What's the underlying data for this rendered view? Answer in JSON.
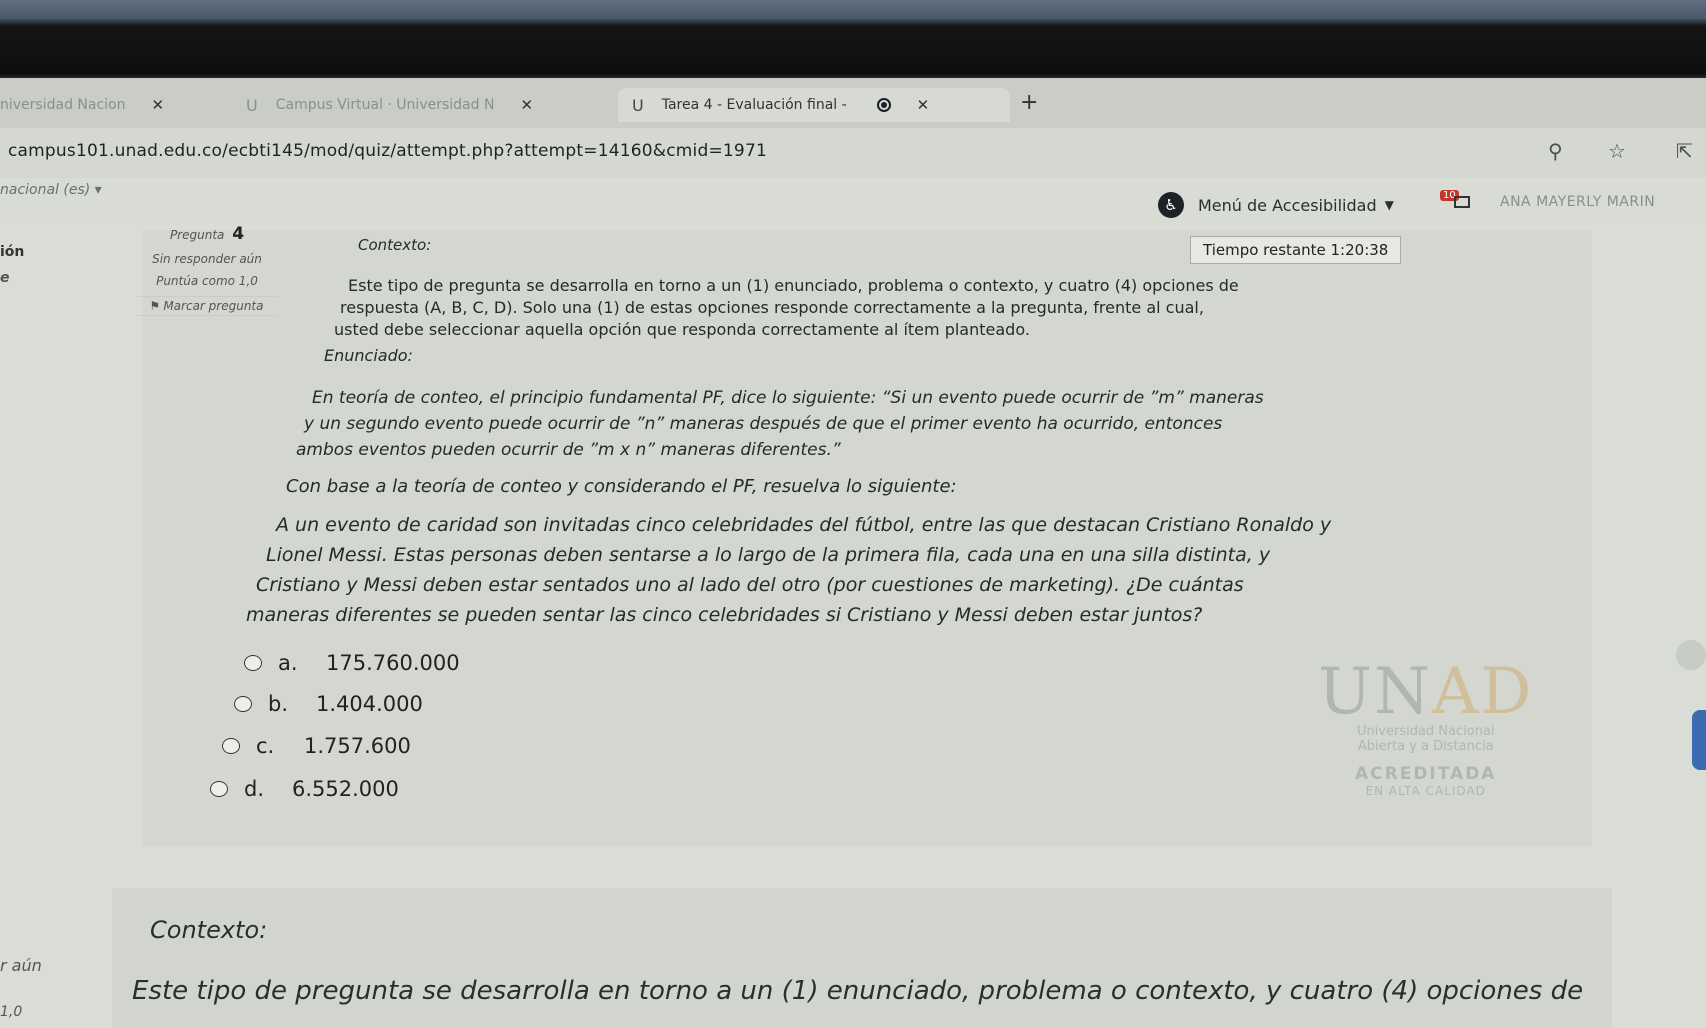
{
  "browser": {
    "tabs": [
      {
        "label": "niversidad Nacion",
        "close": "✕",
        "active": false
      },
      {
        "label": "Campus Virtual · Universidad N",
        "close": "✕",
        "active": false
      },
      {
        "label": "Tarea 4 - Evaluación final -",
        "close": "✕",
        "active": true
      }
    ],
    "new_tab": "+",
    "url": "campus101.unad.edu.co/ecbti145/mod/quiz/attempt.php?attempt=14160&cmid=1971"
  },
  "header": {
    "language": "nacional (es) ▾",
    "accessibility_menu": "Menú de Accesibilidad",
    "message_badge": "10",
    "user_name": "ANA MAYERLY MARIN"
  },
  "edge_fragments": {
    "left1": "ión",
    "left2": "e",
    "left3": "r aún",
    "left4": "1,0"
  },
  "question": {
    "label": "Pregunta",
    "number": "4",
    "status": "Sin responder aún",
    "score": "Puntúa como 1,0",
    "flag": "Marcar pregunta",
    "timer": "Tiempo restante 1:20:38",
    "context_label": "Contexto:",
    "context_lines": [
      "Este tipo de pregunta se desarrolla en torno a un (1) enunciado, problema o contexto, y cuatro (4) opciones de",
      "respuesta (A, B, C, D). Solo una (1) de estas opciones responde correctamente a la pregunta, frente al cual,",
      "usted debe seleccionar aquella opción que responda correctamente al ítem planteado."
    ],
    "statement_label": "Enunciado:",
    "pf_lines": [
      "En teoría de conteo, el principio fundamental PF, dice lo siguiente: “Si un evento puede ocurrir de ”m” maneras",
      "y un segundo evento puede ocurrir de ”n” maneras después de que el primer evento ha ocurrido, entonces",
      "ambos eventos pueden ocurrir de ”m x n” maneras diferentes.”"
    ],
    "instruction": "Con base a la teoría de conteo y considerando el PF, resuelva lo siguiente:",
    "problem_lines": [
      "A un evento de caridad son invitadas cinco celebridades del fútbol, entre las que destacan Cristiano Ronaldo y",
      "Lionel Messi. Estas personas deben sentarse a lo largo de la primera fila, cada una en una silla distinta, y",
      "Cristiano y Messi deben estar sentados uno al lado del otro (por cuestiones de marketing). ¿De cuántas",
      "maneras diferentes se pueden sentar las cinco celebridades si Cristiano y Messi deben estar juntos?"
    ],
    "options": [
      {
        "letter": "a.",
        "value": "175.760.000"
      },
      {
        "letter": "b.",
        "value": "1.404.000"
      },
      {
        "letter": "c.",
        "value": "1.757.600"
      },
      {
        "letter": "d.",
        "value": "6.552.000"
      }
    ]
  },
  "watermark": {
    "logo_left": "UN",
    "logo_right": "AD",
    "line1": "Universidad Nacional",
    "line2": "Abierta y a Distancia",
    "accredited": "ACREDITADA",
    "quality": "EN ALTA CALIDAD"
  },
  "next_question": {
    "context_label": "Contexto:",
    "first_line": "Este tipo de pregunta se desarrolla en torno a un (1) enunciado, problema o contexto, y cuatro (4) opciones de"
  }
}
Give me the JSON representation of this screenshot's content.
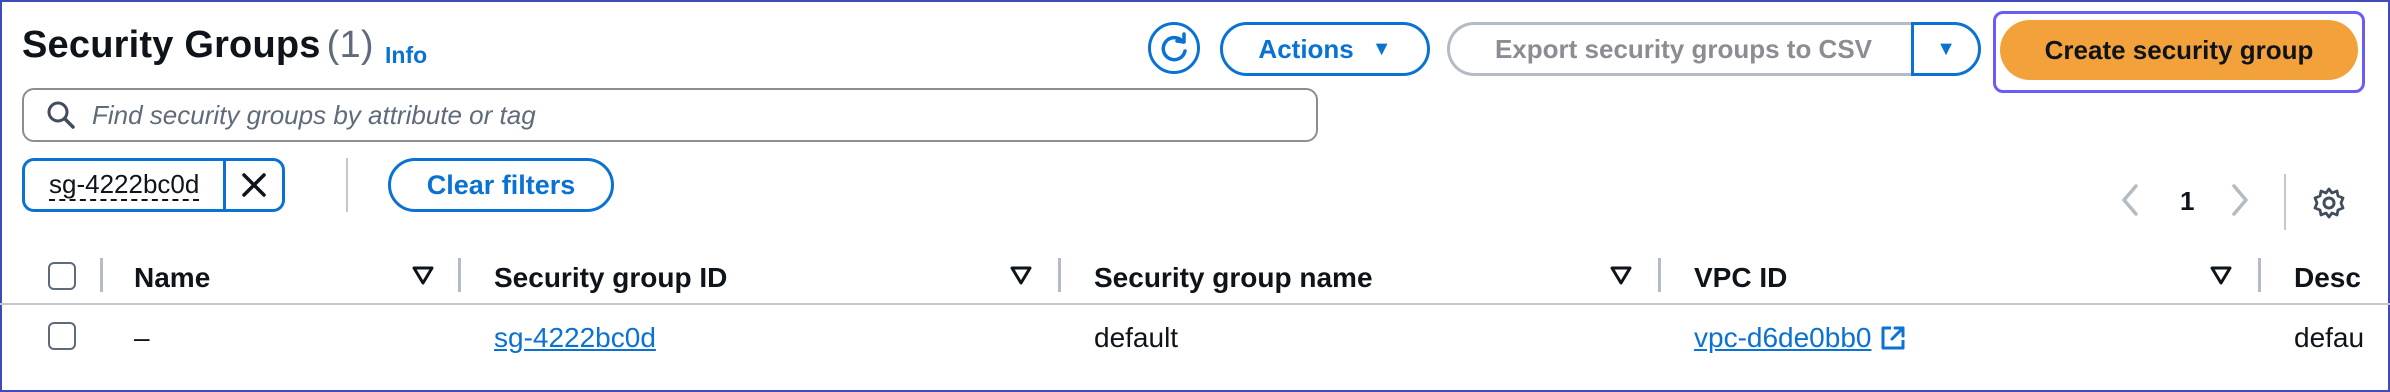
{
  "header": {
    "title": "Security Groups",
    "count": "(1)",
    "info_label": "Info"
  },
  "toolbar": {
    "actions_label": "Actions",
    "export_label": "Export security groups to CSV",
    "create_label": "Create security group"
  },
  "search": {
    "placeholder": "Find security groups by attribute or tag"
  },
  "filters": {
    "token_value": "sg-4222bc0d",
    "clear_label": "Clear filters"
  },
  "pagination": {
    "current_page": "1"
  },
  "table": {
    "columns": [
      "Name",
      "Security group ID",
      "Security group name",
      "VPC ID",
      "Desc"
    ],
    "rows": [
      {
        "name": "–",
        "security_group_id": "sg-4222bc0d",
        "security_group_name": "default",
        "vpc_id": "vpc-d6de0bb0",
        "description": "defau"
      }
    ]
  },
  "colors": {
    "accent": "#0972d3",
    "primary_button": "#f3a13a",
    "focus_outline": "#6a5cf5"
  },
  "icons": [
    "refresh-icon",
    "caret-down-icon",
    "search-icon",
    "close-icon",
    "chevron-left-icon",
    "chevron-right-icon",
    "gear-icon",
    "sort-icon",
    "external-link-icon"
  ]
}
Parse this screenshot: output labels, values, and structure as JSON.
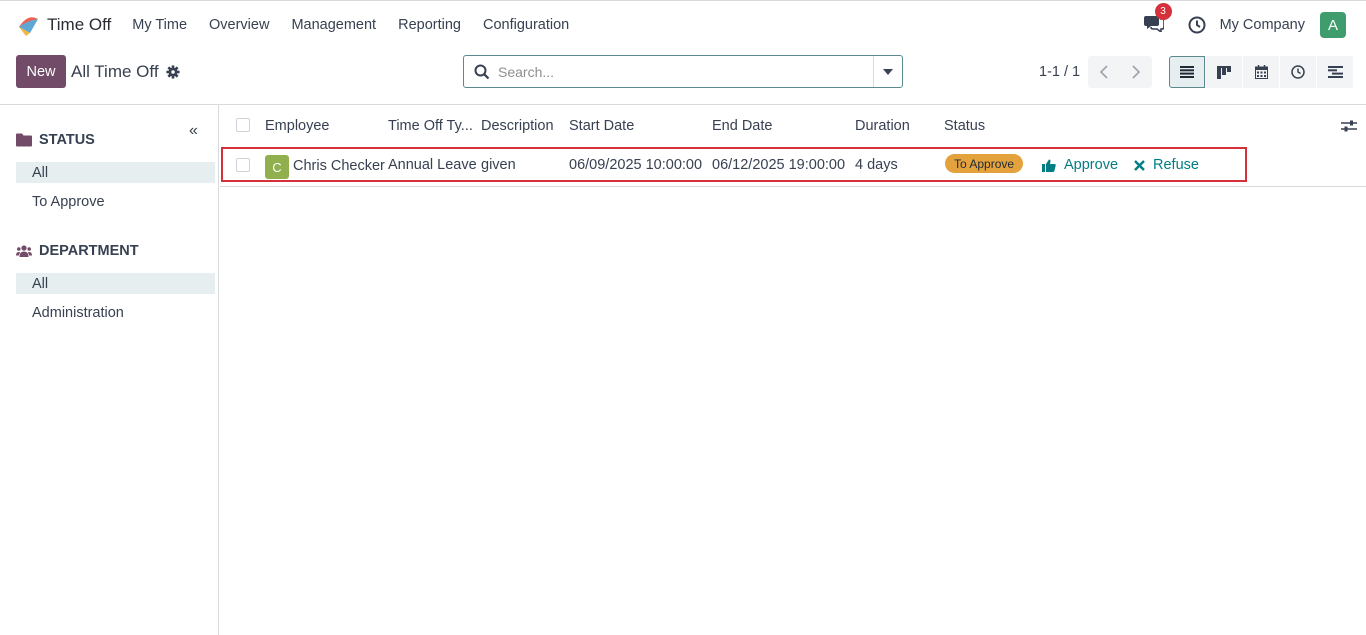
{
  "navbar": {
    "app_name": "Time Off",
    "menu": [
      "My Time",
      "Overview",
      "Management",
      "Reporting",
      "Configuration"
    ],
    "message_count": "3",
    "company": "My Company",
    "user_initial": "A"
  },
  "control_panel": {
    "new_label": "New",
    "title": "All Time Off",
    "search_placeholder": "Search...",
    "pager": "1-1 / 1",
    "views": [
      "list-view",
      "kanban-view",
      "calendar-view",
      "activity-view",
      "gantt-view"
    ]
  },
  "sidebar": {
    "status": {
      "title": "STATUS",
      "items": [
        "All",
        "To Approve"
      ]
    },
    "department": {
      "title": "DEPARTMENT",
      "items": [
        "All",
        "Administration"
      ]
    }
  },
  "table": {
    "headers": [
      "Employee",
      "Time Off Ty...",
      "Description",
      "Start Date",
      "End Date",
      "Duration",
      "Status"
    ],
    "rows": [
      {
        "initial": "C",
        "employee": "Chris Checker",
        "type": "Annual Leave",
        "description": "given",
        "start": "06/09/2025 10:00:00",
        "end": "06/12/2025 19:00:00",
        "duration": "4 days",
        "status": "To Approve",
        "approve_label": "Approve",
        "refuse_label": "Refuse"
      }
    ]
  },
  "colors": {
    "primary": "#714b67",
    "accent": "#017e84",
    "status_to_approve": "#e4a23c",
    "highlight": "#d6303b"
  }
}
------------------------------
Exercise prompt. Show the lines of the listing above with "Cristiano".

Answer.
      "A un evento de caridad son invitadas cinco celebridades del fútbol, entre las que destacan Cristiano Ronaldo y",
      "Cristiano y Messi deben estar sentados uno al lado del otro (por cuestiones de marketing). ¿De cuántas",
      "maneras diferentes se pueden sentar las cinco celebridades si Cristiano y Messi deben estar juntos?"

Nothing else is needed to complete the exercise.